That is bad.
Plate solve depends on finding asterisms (pattern of stars). If a cloud obscures some stars but not others, the asterisms on the plate could be sufficiently modified so you will not find matches to the asterisms that are in the database.
For this reason, make sure there are no chimneys or tree branches that poke into the plate either.
Also, make sure very few stars are saturated. Sufficiently saturated stars are not identified as stars, but large blobs of light, for the same reason nebulas and galaxies are not part of the plate solve database.. As such, the saturated star won't be among those selected, and what is worse is that, those stars are components of the more important asterisms too (brighter asterisms that are likely to be in the database). Focus needs to be tack sharp.
Expose for max ADU that does not go above 65535. A good camera should have enough dynamic range so that there are sufficient dimmer stars. Use camera gains that give the good dynamic range. I would also avoid plate sloving with really bright stars like Sirius or Vega in the frame (and, for sure to keep planets and their moons out of the plate). That is where cheaper cameras may not have enough dynamic range.
100 good stars (none that are thrown away because they are saturated or if they are obstructed by clouds or tree branches) are usually more than sufficient to plate solve. I have succeeded in solving with just two dozen stars.
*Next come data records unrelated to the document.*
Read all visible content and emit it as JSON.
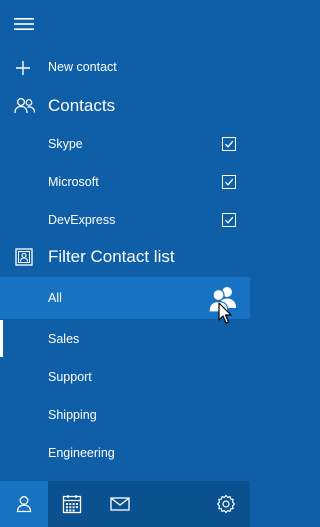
{
  "menu": {
    "icon": "hamburger-icon"
  },
  "actions": {
    "new_contact": "New contact"
  },
  "contacts_section": {
    "title": "Contacts",
    "icon": "people-icon",
    "sources": [
      {
        "label": "Skype",
        "checked": true
      },
      {
        "label": "Microsoft",
        "checked": true
      },
      {
        "label": "DevExpress",
        "checked": true
      }
    ]
  },
  "filter_section": {
    "title": "Filter Contact list",
    "icon": "contact-card-icon",
    "items": [
      {
        "label": "All",
        "selected": true
      },
      {
        "label": "Sales"
      },
      {
        "label": "Support"
      },
      {
        "label": "Shipping"
      },
      {
        "label": "Engineering"
      }
    ]
  },
  "bottom_nav": {
    "tabs": [
      {
        "icon": "person-icon",
        "active": true
      },
      {
        "icon": "calendar-icon"
      },
      {
        "icon": "mail-icon"
      },
      {
        "icon": "settings-icon"
      }
    ]
  },
  "colors": {
    "background": "#0f5ea8",
    "selected": "#1872c4",
    "bottom_bar": "#0b508f",
    "text": "#ffffff"
  }
}
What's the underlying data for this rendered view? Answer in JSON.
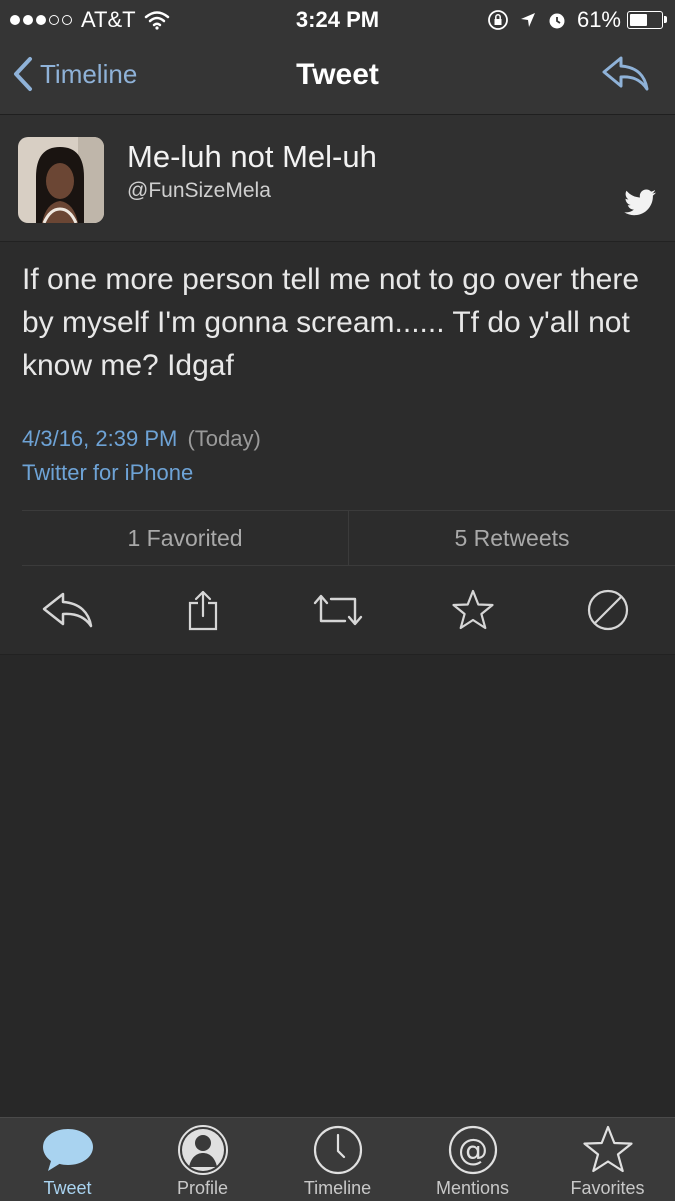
{
  "status_bar": {
    "carrier": "AT&T",
    "time": "3:24 PM",
    "battery_percent": "61%",
    "battery_level": 0.61,
    "signal_dots_filled": 3,
    "signal_dots_total": 5
  },
  "nav": {
    "back_label": "Timeline",
    "title": "Tweet",
    "reply_icon": "reply-arrow-icon"
  },
  "tweet": {
    "user_name": "Me-luh not Mel-uh",
    "handle": "@FunSizeMela",
    "text": "If one more person tell me not to go over there by myself I'm gonna scream...... Tf do y'all not know me? Idgaf",
    "date": "4/3/16, 2:39 PM",
    "date_relative": "(Today)",
    "source": "Twitter for iPhone"
  },
  "stats": {
    "favorites": "1 Favorited",
    "retweets": "5 Retweets"
  },
  "actions": [
    "reply-icon",
    "share-icon",
    "retweet-icon",
    "favorite-star-icon",
    "block-icon"
  ],
  "tabs": [
    {
      "label": "Tweet",
      "icon": "speech-bubble-icon",
      "active": true
    },
    {
      "label": "Profile",
      "icon": "person-icon",
      "active": false
    },
    {
      "label": "Timeline",
      "icon": "clock-icon",
      "active": false
    },
    {
      "label": "Mentions",
      "icon": "at-sign-icon",
      "active": false
    },
    {
      "label": "Favorites",
      "icon": "star-icon",
      "active": false
    }
  ],
  "colors": {
    "link": "#6ea3d6",
    "nav_link": "#8fb2d8",
    "background": "#282828",
    "active_tab": "#a9d3f0"
  }
}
You can experiment by taking a star field, and editing out some of the stars, and then ask for the modified star field to be plate solved.